Current Research and Scholarly Interests 1. Development and evaluation of prognostic and diagnostic integral biomarkers in PAH.
2. Prevalence and Treatment of Insulin Resistance in PAH.
3. Role of inflammation and proteomic signature in PAH
4. Development of novel therapeutics (bench to bedside) including FK506 & Elastase Inhibition in PAH.
5. Assessment of Vasoreactivity (gain and loss) in pulmonary arterial hypertension
6. Assessment of microvascular function in PAH.
James L. Zehnder, M.D.
Professor of Pathology (Research) and of Medicine (Hematology) at the Stanford University Medical Center
Current Research and Scholarly Interests Our laboratory focuses on translational research in 2 main areas - genomic approaches to diagnosis and minimal residual disease testing for patients with cancer, and molecular basis of disorders of thrombosis and hemostasis. My clinical focus is in molecular pathology, diagnosis and treatment of disorders of hemostasis and thrombosis and general hematology.
Clinical Assistant Professor, Medicine - Gastroenterology & Hepatology
Bio I am initially a Pittsburgh, PA native, but have been at Stanford University since 2012 for residency, fellowship, and now as faculty. It is exciting to be affiliated with one of the most dynamic and innovative medical institutions worldwide.

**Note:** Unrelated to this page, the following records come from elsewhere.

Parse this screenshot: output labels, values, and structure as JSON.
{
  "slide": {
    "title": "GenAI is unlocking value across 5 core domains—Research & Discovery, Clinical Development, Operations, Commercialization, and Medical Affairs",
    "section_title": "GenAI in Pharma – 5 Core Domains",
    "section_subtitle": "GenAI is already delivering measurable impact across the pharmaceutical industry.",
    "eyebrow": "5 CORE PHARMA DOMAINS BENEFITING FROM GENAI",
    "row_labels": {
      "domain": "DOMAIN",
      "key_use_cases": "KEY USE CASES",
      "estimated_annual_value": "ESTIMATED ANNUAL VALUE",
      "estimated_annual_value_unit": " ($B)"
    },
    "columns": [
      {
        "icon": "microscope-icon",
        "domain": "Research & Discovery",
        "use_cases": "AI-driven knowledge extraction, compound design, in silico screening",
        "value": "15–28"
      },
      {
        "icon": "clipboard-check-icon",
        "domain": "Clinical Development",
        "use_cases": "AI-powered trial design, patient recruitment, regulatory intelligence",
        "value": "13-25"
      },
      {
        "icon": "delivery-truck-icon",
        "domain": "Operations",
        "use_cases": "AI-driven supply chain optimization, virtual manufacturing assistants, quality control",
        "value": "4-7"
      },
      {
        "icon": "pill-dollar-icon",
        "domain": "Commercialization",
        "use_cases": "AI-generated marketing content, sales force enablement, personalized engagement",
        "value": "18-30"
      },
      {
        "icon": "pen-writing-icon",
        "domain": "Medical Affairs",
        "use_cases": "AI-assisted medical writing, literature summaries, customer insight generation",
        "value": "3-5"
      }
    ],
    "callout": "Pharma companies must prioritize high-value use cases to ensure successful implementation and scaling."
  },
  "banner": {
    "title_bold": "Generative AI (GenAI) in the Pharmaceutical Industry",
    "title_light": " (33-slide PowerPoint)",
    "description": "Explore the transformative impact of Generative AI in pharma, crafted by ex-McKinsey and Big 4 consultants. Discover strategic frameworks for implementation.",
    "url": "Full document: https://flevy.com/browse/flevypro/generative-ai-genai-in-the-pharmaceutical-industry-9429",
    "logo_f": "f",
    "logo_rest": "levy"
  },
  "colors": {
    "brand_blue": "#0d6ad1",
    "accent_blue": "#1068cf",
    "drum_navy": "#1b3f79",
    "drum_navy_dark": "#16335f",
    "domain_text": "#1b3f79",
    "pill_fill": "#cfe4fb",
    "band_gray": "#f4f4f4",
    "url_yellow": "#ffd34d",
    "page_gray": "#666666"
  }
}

My clinical and research interests focus on functional, motility, and esophageal disorders of the gastrointestinal tract. Outside of this sub-sub specialization, a significant portion of my practice is also devoted to the care of a broad range of ?general gastroenterology? concerns.
Functional, motility, esophageal, and general gastroenterology disorders are very common, and can cause significant disability. Some examples include irritable bowel syndrome, functional dyspepsia, gastroparesis, chronic nausea, chronic constipation, achalasia, and gastroesophageal reflux disease.

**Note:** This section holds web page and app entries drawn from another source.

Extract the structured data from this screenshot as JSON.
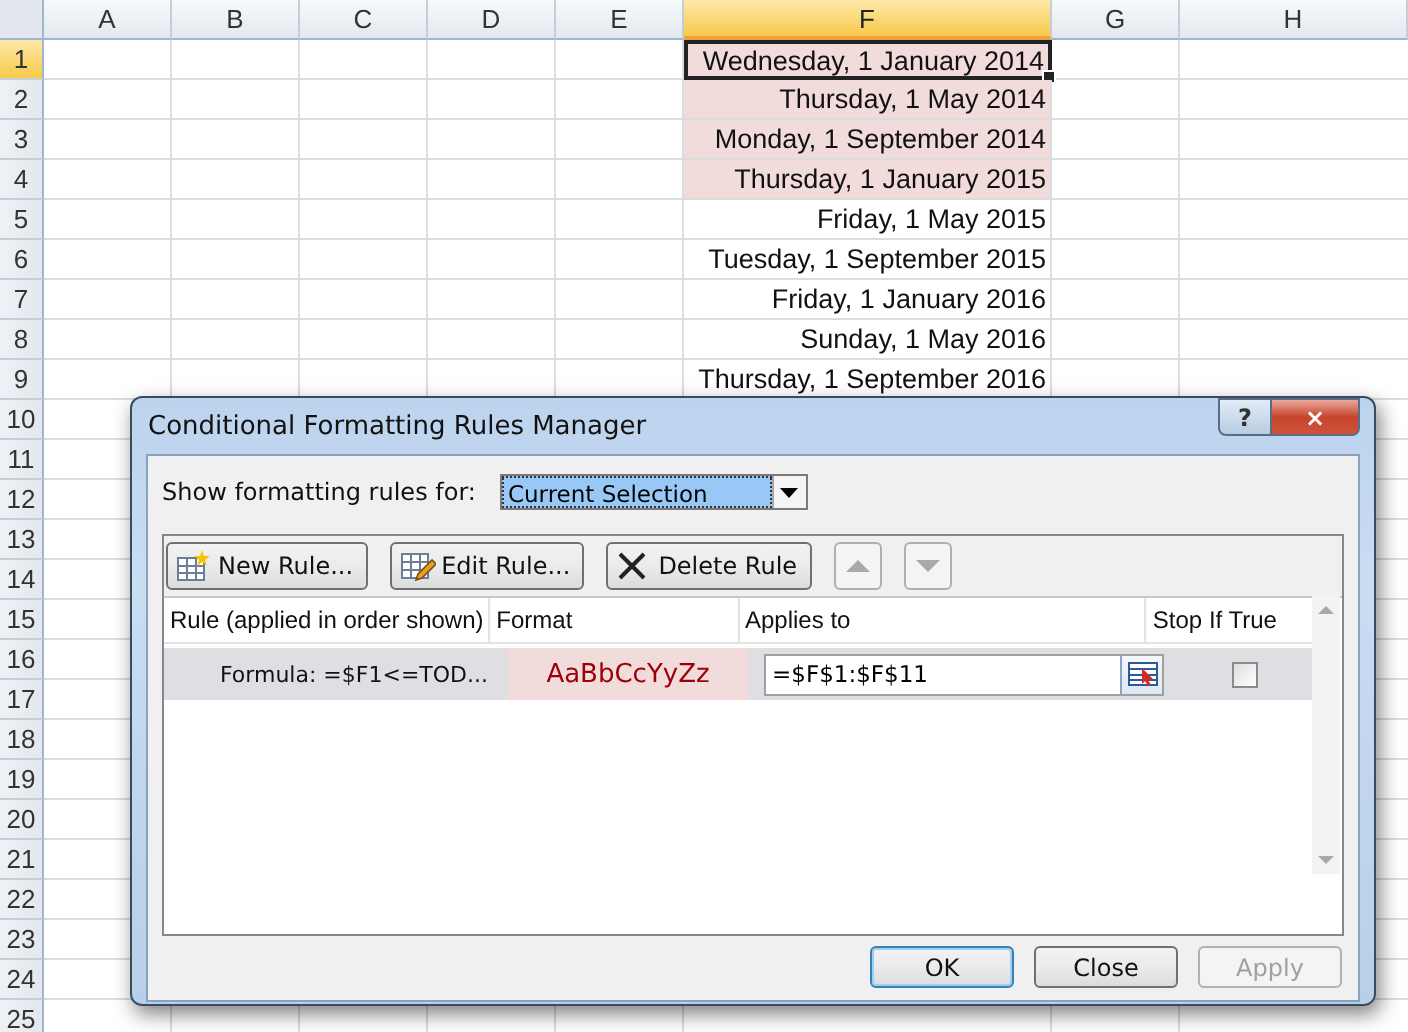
{
  "spreadsheet": {
    "columns": [
      {
        "label": "A",
        "kind": "empty",
        "selected": false
      },
      {
        "label": "B",
        "kind": "empty",
        "selected": false
      },
      {
        "label": "C",
        "kind": "empty",
        "selected": false
      },
      {
        "label": "D",
        "kind": "empty",
        "selected": false
      },
      {
        "label": "E",
        "kind": "empty",
        "selected": false
      },
      {
        "label": "F",
        "kind": "data",
        "selected": true
      },
      {
        "label": "G",
        "kind": "empty",
        "selected": false
      },
      {
        "label": "H",
        "kind": "empty",
        "selected": false
      }
    ],
    "rows": [
      {
        "number": "1",
        "selected": true,
        "value": "Wednesday, 1 January 2014",
        "highlighted": true
      },
      {
        "number": "2",
        "selected": false,
        "value": "Thursday, 1 May 2014",
        "highlighted": true
      },
      {
        "number": "3",
        "selected": false,
        "value": "Monday, 1 September 2014",
        "highlighted": true
      },
      {
        "number": "4",
        "selected": false,
        "value": "Thursday, 1 January 2015",
        "highlighted": true
      },
      {
        "number": "5",
        "selected": false,
        "value": "Friday, 1 May 2015",
        "highlighted": false
      },
      {
        "number": "6",
        "selected": false,
        "value": "Tuesday, 1 September 2015",
        "highlighted": false
      },
      {
        "number": "7",
        "selected": false,
        "value": "Friday, 1 January 2016",
        "highlighted": false
      },
      {
        "number": "8",
        "selected": false,
        "value": "Sunday, 1 May 2016",
        "highlighted": false
      },
      {
        "number": "9",
        "selected": false,
        "value": "Thursday, 1 September 2016",
        "highlighted": false
      },
      {
        "number": "10",
        "selected": false
      },
      {
        "number": "11",
        "selected": false
      },
      {
        "number": "12",
        "selected": false
      },
      {
        "number": "13",
        "selected": false
      },
      {
        "number": "14",
        "selected": false
      },
      {
        "number": "15",
        "selected": false
      },
      {
        "number": "16",
        "selected": false
      },
      {
        "number": "17",
        "selected": false
      },
      {
        "number": "18",
        "selected": false
      },
      {
        "number": "19",
        "selected": false
      },
      {
        "number": "20",
        "selected": false
      },
      {
        "number": "21",
        "selected": false
      },
      {
        "number": "22",
        "selected": false
      },
      {
        "number": "23",
        "selected": false
      },
      {
        "number": "24",
        "selected": false
      },
      {
        "number": "25",
        "selected": false
      }
    ]
  },
  "dialog": {
    "title": "Conditional Formatting Rules Manager",
    "help": "?",
    "close": "×",
    "scope": {
      "label": "Show formatting rules for:",
      "value": "Current Selection"
    },
    "toolbar": [
      {
        "kind": "new",
        "label": "New Rule...",
        "disabled": false
      },
      {
        "kind": "edit",
        "label": "Edit Rule...",
        "disabled": false
      },
      {
        "kind": "delete",
        "label": "Delete Rule",
        "disabled": false
      },
      {
        "kind": "up",
        "disabled": true
      },
      {
        "kind": "down",
        "disabled": true
      }
    ],
    "table": {
      "columns": [
        "Rule (applied in order shown)",
        "Format",
        "Applies to",
        "Stop If True"
      ],
      "rows": [
        {
          "rule": "Formula: =$F1<=TOD...",
          "format": "AaBbCcYyZz",
          "applies_to": "=$F$1:$F$11",
          "stop_if_true": false,
          "selected": true
        }
      ]
    },
    "buttons": [
      {
        "label": "OK",
        "default": true,
        "disabled": false
      },
      {
        "label": "Close",
        "default": false,
        "disabled": false
      },
      {
        "label": "Apply",
        "default": false,
        "disabled": true
      }
    ]
  }
}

Despite the common nature of these disorders, many are not well understood, leading to frustration among both patients and clinicians alike. Furthermore, there is an incorrect stigma associated with some of these disorders that ?it is all in your head.? On the opposite side of the spectrum, there is sometimes an incorrect assumption that we will be able to pinpoint an exact underlying cause in all cases, but this is not possible with current technology. We aim to bridge this gap using the latest diagnostic testing and treatment paradigms, as well as a healing hand. Additionally, our group is actively engaged in multiple research projects and studies to drive the future of the field.

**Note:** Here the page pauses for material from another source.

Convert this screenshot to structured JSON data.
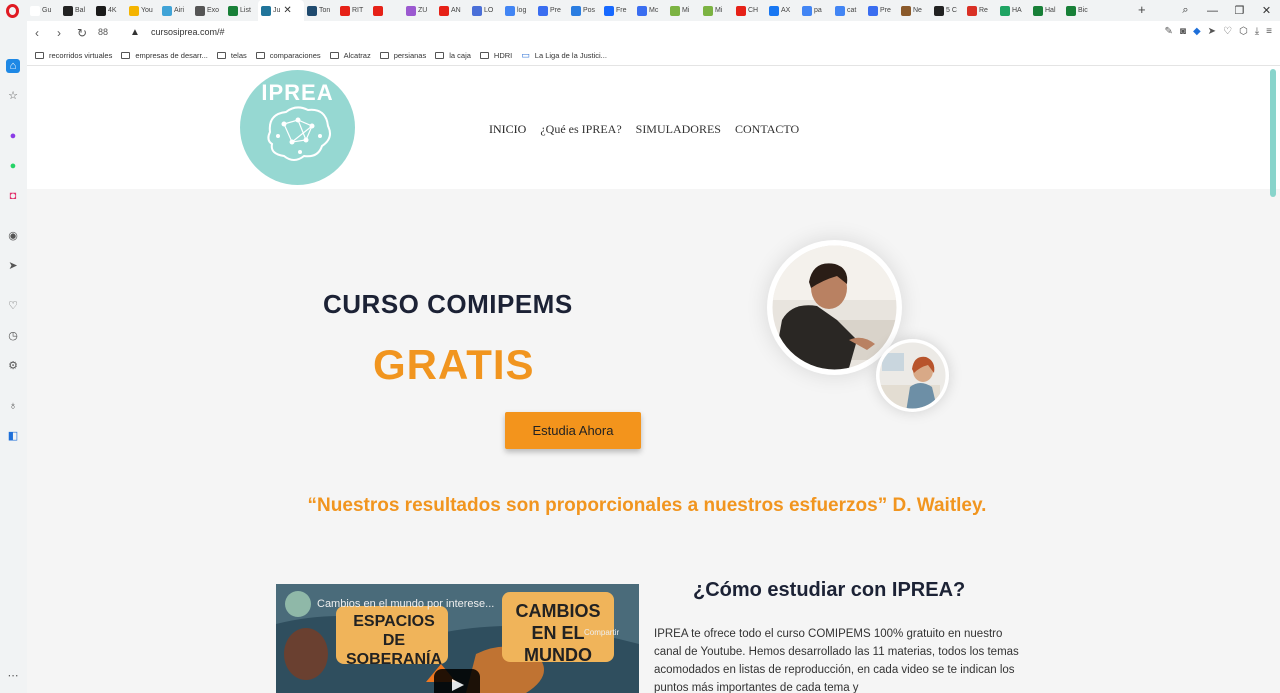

Though I am early in my career, I am hoping that by the end the field will look nothing like it does today. I am hopeful, and I believe that we can revolutionize the field to better characterize gastrointestinal disorders, and come up with highly effective targeted treatments.
Professor of Medicine (Infectious Diseases) at the Stanford University Medical Center, Emeritus
Current Research and Scholarly Interests Dr. Zolopa’s research applies a variety of clinical epidemiologic methods in an effort to optimize antiretroviral therapy and understand the impact of drug resistance on response to ARV. Areas of focus include the clinical application of resistance testing in optimizing antiretroviral therapy, clinical cohorts, trials of antiretroviral therapies and population-based epidemiologic evaluation of HIV resistance and efficacy of ARV therapy. More recently studies focused on premature aging in HIV.
Assistant Professor of Medicine (General Medical Disciplines)
Current Research and Scholarly Interests - Improving care and supporting self-management for patients with multiple chronic conditions
- Designing and evaluating innovative health care delivery models for complex and costly patients
- Optimizing health-related technology to personalize and improve care for complex patients and their caregivers